QUITO – Isolated incidents and slogans marked the end of marches by unions protesting the labor policy of the Ecuadorean government, whose supporters gathered at the Plaza de la Independencia in Quito in response.
The interior minister said 15 police officers had been wounded and nine people arrested in incidents Wednesday involving students of a school in the south-central part of the capital.
An official told Efe that several agents suffered minor injuries in isolated incidents during the unions’ march, which was heavily guarded by the police.
The most serious occurred in the San Francisco square where police dispersed demonstrators who hurled stones at them.

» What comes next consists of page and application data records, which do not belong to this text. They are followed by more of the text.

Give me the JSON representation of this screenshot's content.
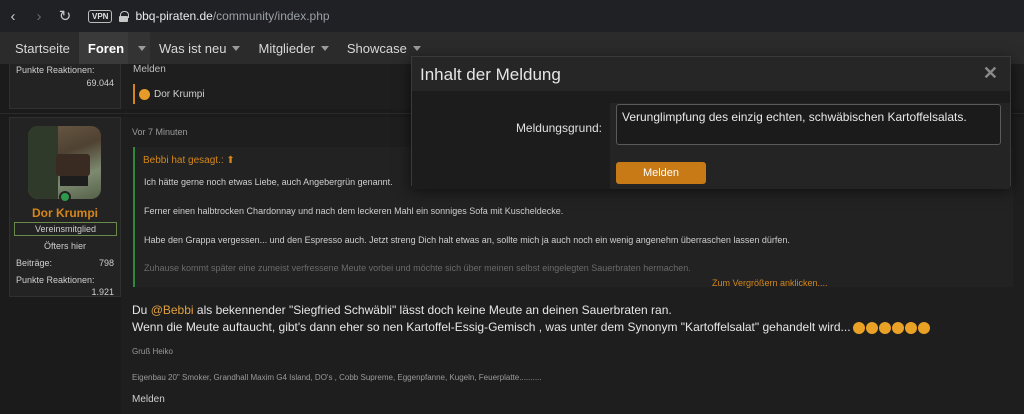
{
  "browser": {
    "vpn_label": "VPN",
    "url_host": "bbq-piraten.de",
    "url_path": "/community/index.php"
  },
  "nav": {
    "items": [
      "Startseite",
      "Foren",
      "Was ist neu",
      "Mitglieder",
      "Showcase"
    ]
  },
  "post1": {
    "reactions_label": "Punkte Reaktionen:",
    "reactions_value": "69.044",
    "report_label": "Melden",
    "reaction_user": "Dor Krumpi"
  },
  "post2": {
    "username": "Dor Krumpi",
    "role": "Vereinsmitglied",
    "activity": "Öfters hier",
    "posts_label": "Beiträge:",
    "posts_value": "798",
    "reactions_label": "Punkte Reaktionen:",
    "reactions_value": "1.921",
    "time": "Vor 7 Minuten",
    "quote_header": "Bebbi hat gesagt.:",
    "quote_lines": [
      "Ich hätte gerne noch etwas Liebe, auch Angebergrün genannt.",
      "Ferner einen halbtrocken Chardonnay und nach dem leckeren Mahl ein sonniges Sofa mit Kuscheldecke.",
      "Habe den Grappa vergessen... und den Espresso auch. Jetzt streng Dich halt etwas an, sollte mich ja auch noch ein wenig angenehm überraschen lassen dürfen.",
      "Zuhause kommt später eine zumeist verfressene Meute vorbei und möchte sich über meinen selbst eingelegten Sauerbraten hermachen."
    ],
    "expand_label": "Zum Vergrößern anklicken....",
    "body_line1_pre": "Du ",
    "body_mention": "@Bebbi",
    "body_line1_post": " als bekennender \"Siegfried Schwäbli\" lässt doch keine Meute an deinen Sauerbraten ran.",
    "body_line2": "Wenn die Meute auftaucht, gibt's dann eher so nen Kartoffel-Essig-Gemisch , was unter dem Synonym \"Kartoffelsalat\" gehandelt wird...",
    "signature_greeting": "Gruß Heiko",
    "signature_equipment": "Eigenbau 20\" Smoker, Grandhall Maxim G4 Island, DO's , Cobb Supreme, Eggenpfanne, Kugeln, Feuerplatte..........",
    "report_label": "Melden"
  },
  "modal": {
    "title": "Inhalt der Meldung",
    "field_label": "Meldungsgrund:",
    "field_value": "Verunglimpfung des einzig echten, schwäbischen Kartoffelsalats.",
    "submit_label": "Melden"
  },
  "colors": {
    "accent": "#d4861a",
    "button": "#c77a16",
    "quote_border": "#2e8a3a"
  }
}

The United Workers Front (FUT), the largest union in the country, which organized the protest attended by environmentalists, indigenous people and students, called it a success.
FUT’s president, Edgar Sarango, told journalists the march was “a peaceful demonstration” by workers and citizens opposing a new labor code.

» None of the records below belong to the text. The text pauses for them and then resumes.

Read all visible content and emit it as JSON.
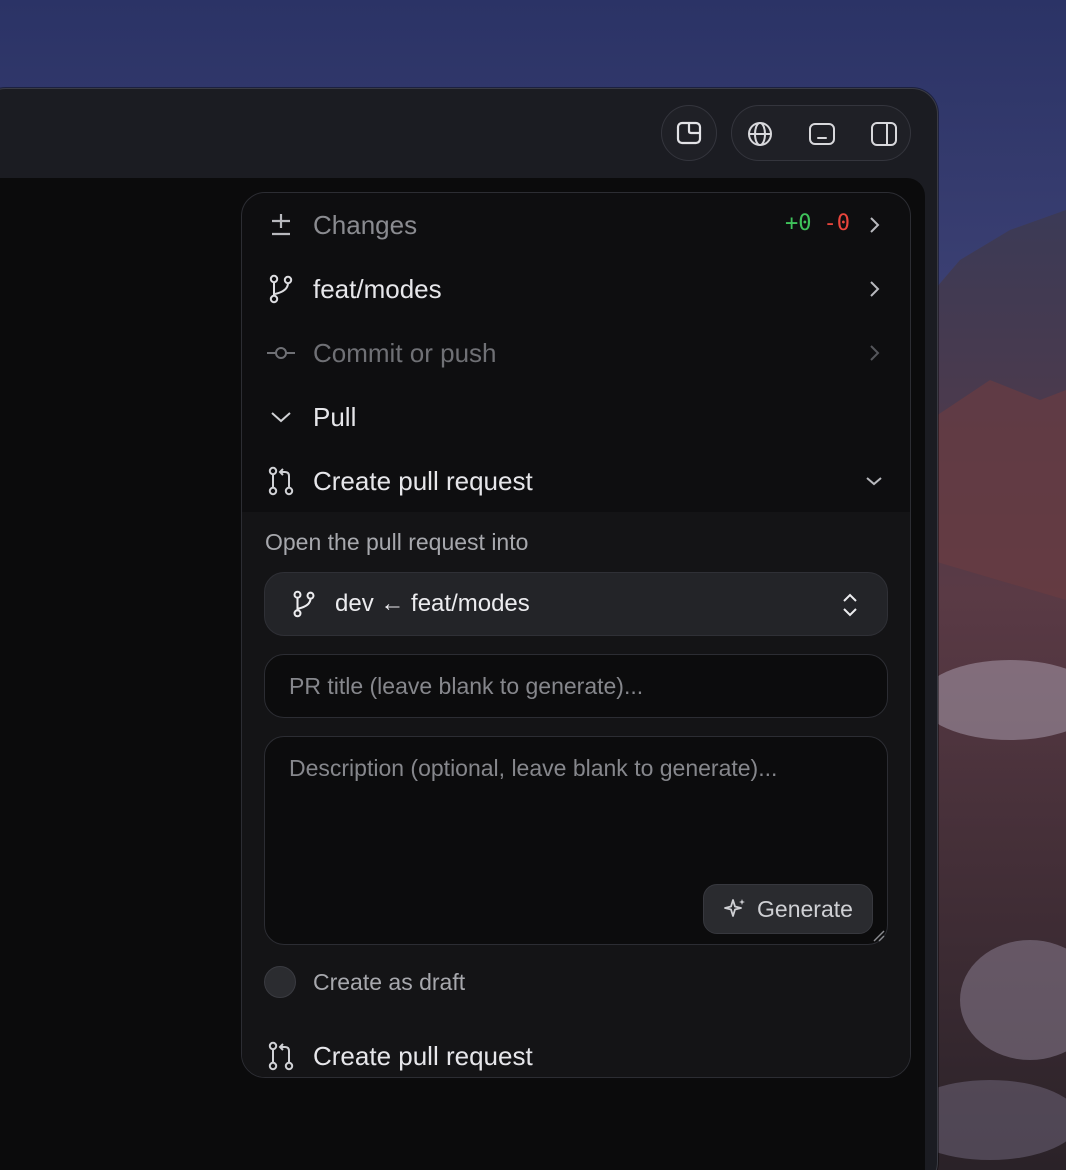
{
  "toolbar": {
    "buttons": [
      {
        "icon": "panel-layout-icon"
      },
      {
        "icon": "globe-icon"
      },
      {
        "icon": "terminal-panel-icon"
      },
      {
        "icon": "sidebar-right-icon"
      }
    ]
  },
  "git_panel": {
    "changes": {
      "label": "Changes",
      "additions": "+0",
      "deletions": "-0"
    },
    "branch": {
      "label": "feat/modes"
    },
    "commit": {
      "label": "Commit or push"
    },
    "pull": {
      "label": "Pull"
    },
    "create_pr_header": {
      "label": "Create pull request"
    },
    "pr_form": {
      "into_label": "Open the pull request into",
      "branch_target": "dev ← feat/modes",
      "title_placeholder": "PR title (leave blank to generate)...",
      "description_placeholder": "Description (optional, leave blank to generate)...",
      "generate_label": "Generate",
      "draft_label": "Create as draft",
      "submit_label": "Create pull request"
    }
  },
  "colors": {
    "additions": "#3fc25b",
    "deletions": "#e8453c",
    "panel_bg": "#0e0e10"
  }
}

Sarango denied claims by the government that the unions wanted to “destabilize” the government or that they had aligned with opposition groups.
“We marched for the defense of labor rights” and to “tell the government that we have concerns” regarding the new labor code, especially about alleged restrictions of the right to strike, he said.
The union leaders declared that they will continue protesting as long as there are attempts by the government to reduce the rights of the working class.
“The real left is here,” announced some union leaders during the march, in which people carried posters against Ecuadorean President Rafael Correa.
Slogans such as “Correa out” of the government and “Revolution caricature” could also be heard during the march.
Some government supporters came out in Correa’s defense saying his government had done the most for workers and had improved education levels.
Addressing a crowd in Plaza de la Independencia in front of the government palace, the president said that his supporters are “many, many more” than his opponents.
Correa lashed out against the unions, criticizing leftist groups for instigating the workers and adding that they were “more dangerous” than rightists.
Speaking from a stage set up in the square, Correa recalled that his government had eliminated outsourcing and had improved employment rates.
He also stated that the new labor code is only in the discussion stage and assured it would benefit the working class and further reduce social inequality in the country.
Correa promised to “radicalize” his revolution and urged citizens to be “attentive” to the “destabilizing” attempts of opposition groups.